The most serious hurdle that blockchain patent applicants must overcome is § 101 subject matter eligibility and any accompanying Alice rejections, since the USPTO considers most blockchain patent applications to be software and/or business methods. As of the date of publication, a plurality of all patent applications (roughly 42%) containing the word “blockchain” are assigned to Technology Center 3600, which has an average allowance rate of only 67% and contains several art units with extraordinarily high Alice rejection rates (see Figure 3). Section 101 issues may present less of a roadblock for blockchain patent applicants going forward in light of the USPTO’s recently revised subject matter eligibility guidance, but these applicants should presently be prepared for complex § 101 disputes.
Novelty and Non-Obviousness
Blockchain has only recently entered the mainstream, but its origins actually date back to 2008, when an unknown individual or individuals under the pseudonym “Satoshi Nakamoto” published the white paper “Bitcoin: A Peer-to-Peer Electronic Cash System.” In that paper, the author lays out in great detail the groundwork of blockchain and Bitcoin for others to use and copy. Since then, applications of blockchain technology have proliferated, many of which are based upon open-source software – a type of source code that is available to the public to copy, inspect, and alter. The Satoshi Nakamoto white paper and the prevalence of open-source software in this industry both present novelty and non-obviousness issues for applicants seeking patents on core blockchain technologies.

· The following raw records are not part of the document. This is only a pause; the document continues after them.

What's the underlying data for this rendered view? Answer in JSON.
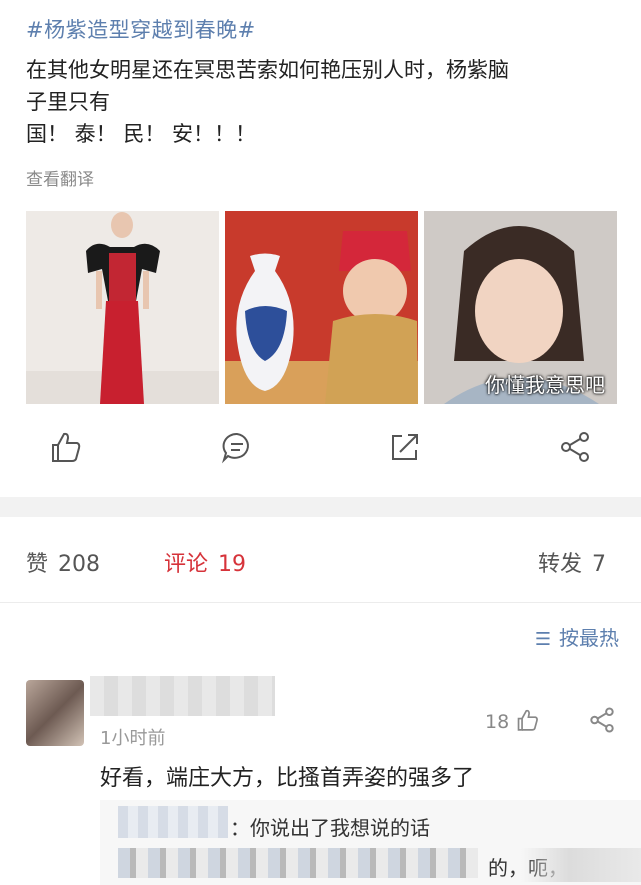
{
  "post": {
    "hashtag": "#杨紫造型穿越到春晚#",
    "text_line1": "在其他女明星还在冥思苦索如何艳压别人时，杨紫脑",
    "text_line2": "子里只有",
    "text_line3": "国！ 泰！ 民！ 安！！！",
    "translate": "查看翻译",
    "images": [
      {
        "caption": ""
      },
      {
        "caption": ""
      },
      {
        "caption": "你懂我意思吧"
      }
    ],
    "actions": [
      "like-icon",
      "comment-icon",
      "repost-icon",
      "share-icon"
    ]
  },
  "stats": {
    "likes_label": "赞",
    "likes_count": "208",
    "comments_label": "评论",
    "comments_count": "19",
    "reposts_label": "转发",
    "reposts_count": "7"
  },
  "sort": {
    "label": "按最热",
    "icon": "sort-icon"
  },
  "comment": {
    "time": "1小时前",
    "likes": "18",
    "text": "好看，端庄大方，比搔首弄姿的强多了",
    "reply1": "：你说出了我想说的话",
    "reply2_tail": "的，呃，这"
  },
  "colors": {
    "link": "#5d7fae",
    "active": "#d6333a"
  }
}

Open-source software allows programmers a great degree of latitude in how they use it, but those privileges are not free of strings. Many open-source licenses contain clauses that prohibit the patenting of improvements to the underlying source code or require that any patents obtained be freely licensed. They also often contain copyright notices that obligate users to grant others permission to copy, inspect, and alter their own derivative software, and failure to include such copyright notice in the user’s software could be considered infringement on the underlying open-source software copyright. Applicants for blockchain patents should thus thoroughly inspect their open-source license (if applicable) to determine whether it contains IP restrictions.
As with all software-based inventions, obtaining a patent on blockchain technology can be a tricky proposition. This type of patent prosecution requires an attorney with deep technical knowledge, expert drafting skills, and considerable experience handling § 101 rejections before a wide range of examiners at the USPTO. Fish brings together an elite team of attorneys who possess each of these characteristics and more, imbuing our software patent practice with the winning combination of legal knowledge, technical skill, and USPTO experience necessary to safeguard our clients’ most valuable assets. For more information about blockchain patents and our industry-leading software patent practice, contact your Fish attorney or email us at [email protected].
The opinions expressed are those of the authors on the date noted above and do not necessarily reflect the views of Fish & Richardson P.C., any other of its lawyers, its clients, or any of its or their respective affiliates. This post is for general information purposes only and is not intended to be and should not be taken as legal advice. No attorney-client relationship is formed.
Frank Gerratana is a Principal in the Boston office of Fish & Richardson. His practice focuses on helping inventors obtain patents in cutting-edge electrical and computer technologies such as smartphones, “Big Data,” medical devices, computer security, and cryptocurrency &...
Ryan is the chief representative of the Shenzhen, China, representative office of Fish & Richardson P.C. Ryan’s practice emphasizes patent prosecution, litigation support, opinion work, IP due diligence, IP strategy, portfolio management, agreements and licensing. Now in China, and having lived and worked in Munich, Germany, prosecuting...